The furthering of this type of genetic therapy brings forth another scientific strategy known as trait selection. Similar to the enhancements mentioned above, trait selection is exactly as it sounds, though its purpose is much more on a cosmetic side as opposed to the social and economic benefits of the enhancements. This topic has garnered more media attention than many of the above mentioned subjects due to it’s “Hollywood-esque” appeal. The process of selecting an embryo’s traits has garnered the media’s attention to where it is addressed as creating the “designer babies” mentioned above. The strategy literally offers the parents the choice of how they want their child to appear physically and how they behave. Although this procedure is possible, it has not been implemented because of a number of risks that are taken in executing the procedure. Nevertheless, the topic continues to arise many heated ethical issues.
The idea of creating “designer babies” can be proposed to prove a point in the world of gene therapy. Opponents will bring to light the obvious display of vanity in parents who wish to alter their child’s DNA simply for cosmetic appeal. It is stated as morally questionable because the unborn child is having its entire being changed and there is no way for this future person to give consent to do so. More conservative or religious opponents accuse gene therapy as an unholy act of defiance against God since those who perform the procedure are, in theory, “playing creator.” Though altering for desirable traits is not the only section that is fought against.
Though the removing of a defective or diseased gene (such as the diabetic’s gene in Koshland’s article) can prove to be advantageous in the immediate circumstances, negative affects can take place further down the line. The altering of the embryo’s genes at the beginning stages can have a healing effect, but those modifications can have affect on this embryo’s future offspring which can cause defective and even fatal effects due to the fact that the gene that is naturally intended to be in place is missing. This can inevitably lead to creating new disorders – the exact opposite of what is trying to be achieved through gene therapy.

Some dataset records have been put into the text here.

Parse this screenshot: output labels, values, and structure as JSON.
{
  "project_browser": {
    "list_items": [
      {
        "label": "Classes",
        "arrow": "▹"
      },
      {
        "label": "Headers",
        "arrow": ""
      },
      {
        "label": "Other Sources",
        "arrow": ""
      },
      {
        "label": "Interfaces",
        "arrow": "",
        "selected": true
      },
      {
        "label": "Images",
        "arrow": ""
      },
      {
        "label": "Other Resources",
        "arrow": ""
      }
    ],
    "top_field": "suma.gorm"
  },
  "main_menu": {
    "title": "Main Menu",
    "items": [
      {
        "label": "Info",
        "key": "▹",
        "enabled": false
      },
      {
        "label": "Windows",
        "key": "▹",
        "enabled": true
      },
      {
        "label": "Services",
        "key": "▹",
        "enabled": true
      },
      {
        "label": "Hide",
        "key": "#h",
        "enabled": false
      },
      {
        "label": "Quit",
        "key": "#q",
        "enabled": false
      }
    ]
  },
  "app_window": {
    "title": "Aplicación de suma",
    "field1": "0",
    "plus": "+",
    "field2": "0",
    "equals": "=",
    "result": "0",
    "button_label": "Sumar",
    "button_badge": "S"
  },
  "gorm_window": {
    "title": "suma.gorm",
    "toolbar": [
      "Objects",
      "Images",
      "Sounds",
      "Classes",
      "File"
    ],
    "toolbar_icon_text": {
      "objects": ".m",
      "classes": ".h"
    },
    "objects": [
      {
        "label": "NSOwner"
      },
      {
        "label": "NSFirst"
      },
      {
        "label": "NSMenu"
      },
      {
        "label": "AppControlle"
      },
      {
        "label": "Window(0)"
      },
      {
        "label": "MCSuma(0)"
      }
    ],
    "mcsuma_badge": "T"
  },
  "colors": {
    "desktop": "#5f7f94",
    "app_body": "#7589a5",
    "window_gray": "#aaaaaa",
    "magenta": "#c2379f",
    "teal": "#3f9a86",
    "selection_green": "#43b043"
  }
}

If the study and practice of genetic manipulation were to stop, the advancement of the human race would plateau. Of course the study of human biology and similar topics would still be prevalent, but additional intelligence or strength that gene therapy can offer would not be acquired. A human’s life span would not increase and possibly decrease due to the environmental problems that are becoming persistent within each passing day. The defective genes that cause disease and disorders in our people today would still remain a problem and continue to be passed on to future generations with the possibility of becoming more and more defective through each generation.
Overall, the topic of gene therapy and the proposition of practices like creating designer babies and enhancing embryos will become more prevalent as time goes on. Only time will tell how this proposition plays out.
By Cody Collier